congressional pay

"It’s time for Congress to start living in the real world -- where you either do your job -- or you don't get paid."
Hastings sees a similar problem. "Now where we are headed, is to becoming an elite institution. And I predict 20 years out
Americans do not think Congress is underpaid, according to a new HuffPost/YouGov poll conducted after outgoing member of
Shut down the government? They still collect their paychecks. Waste time voting on a Supreme Court upheld law? Doesn't matter, they can waste all the time they want and still get paid. If only the rest of us had such cushy jobs that rewarded us for not doing a damn thing.

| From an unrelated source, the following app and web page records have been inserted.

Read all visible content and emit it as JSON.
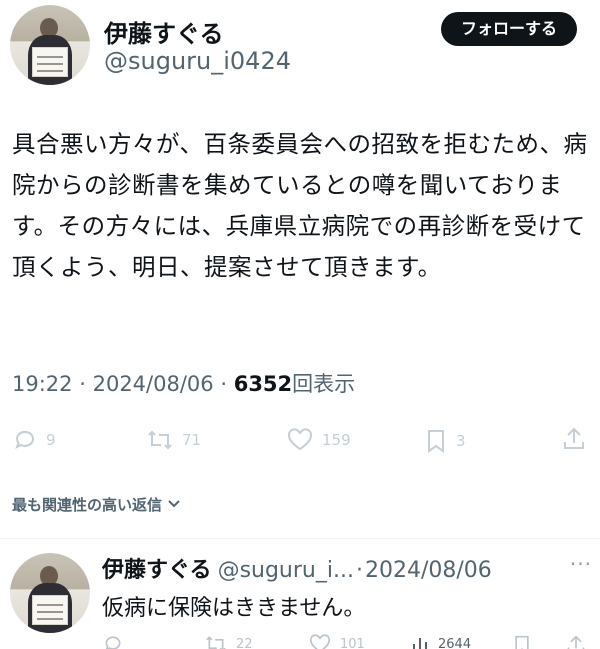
{
  "tweet": {
    "author_name": "伊藤すぐる",
    "author_handle": "@suguru_i0424",
    "follow_label": "フォローする",
    "text": "具合悪い方々が、百条委員会への招致を拒むため、病院からの診断書を集めているとの噂を聞いております。その方々には、兵庫県立病院での再診断を受けて頂くよう、明日、提案させて頂きます。",
    "time": "19:22",
    "date": "2024/08/06",
    "separator": "·",
    "views_count": "6352",
    "views_label": "回表示",
    "actions": {
      "replies": "9",
      "reposts": "71",
      "likes": "159",
      "bookmarks": "3"
    }
  },
  "replies_sort": {
    "label": "最も関連性の高い返信"
  },
  "reply": {
    "author_name": "伊藤すぐる",
    "author_handle": "@suguru_i...",
    "separator": "·",
    "date": "2024/08/06",
    "more": "···",
    "text": "仮病に保険はききません。",
    "actions": {
      "reposts": "22",
      "likes": "101",
      "views": "2644"
    }
  },
  "icons": {
    "reply": "reply-icon",
    "repost": "repost-icon",
    "like": "heart-icon",
    "bookmark": "bookmark-icon",
    "share": "share-icon",
    "views": "views-icon",
    "chevron": "chevron-down-icon",
    "more": "more-icon"
  },
  "colors": {
    "text_primary": "#0f1419",
    "text_secondary": "#536471",
    "action_icon": "#c4cfd6",
    "follow_button_bg": "#0f1419",
    "follow_button_text": "#ffffff"
  }
}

Rep. Jim Moran (D-Va.) thinks members of Congress aren't paid enough. Speaking to CQ Roll Call, Moran, who is retiring after this term, said he and his colleagues are not adequately compensated for their public service.
Rep. Jim Moran (D-Va.) thinks members of Congress aren't paid enough. "You won't get a lot of votes," Rep. Tom Cole (R-Okla
Source: CongressStillGetsPaid.com According to Congress Still Gets Paid, which has been tracking congressional earnings since
“Like most people, my frustration has grown by the day over the last month, with the government shutdown and the brinkmanship
While over 150 lawmakers have said they would either refuse or donate their compensation until the shutdown is over, some
One CourageCampaign petition hosted on MoveOn.org has received around 350,000 signatures. Hundred of thousands more people
Rep. Lee Terry (R-Neb.) said this week that there is no way he's giving up his salary during the government shutdown.
"Dang straight," he said when asked by the Omaha World-Herald Bureau whether he would keep his paycheck. About 800,000 public
On Tuesday, Rep. Rick Nolan (D-Minn.) introduced the "No Government — No Pay Act," which would stop members from being paid
The "No Government – No Pay Act" would stop members from being paid their salaries for as long as a shutdown continues. While
This cruel irony isn't lost on the federal workers who stand to lose pay but for an act of Congress, most of whose members
Our workers have suffered mightily in the last few years. The $7.25 minimum wage hasn't been raised since 2009. And thanks to the latest corporate cheap trick, even that paltry sum has been further eroded.
They draw government pensions from previous work in addition to their congressional salary. The practice is called "double
On Wednesday, White House press secretary Jay Carney told reporters that President Barack Obama planned to return 5 percent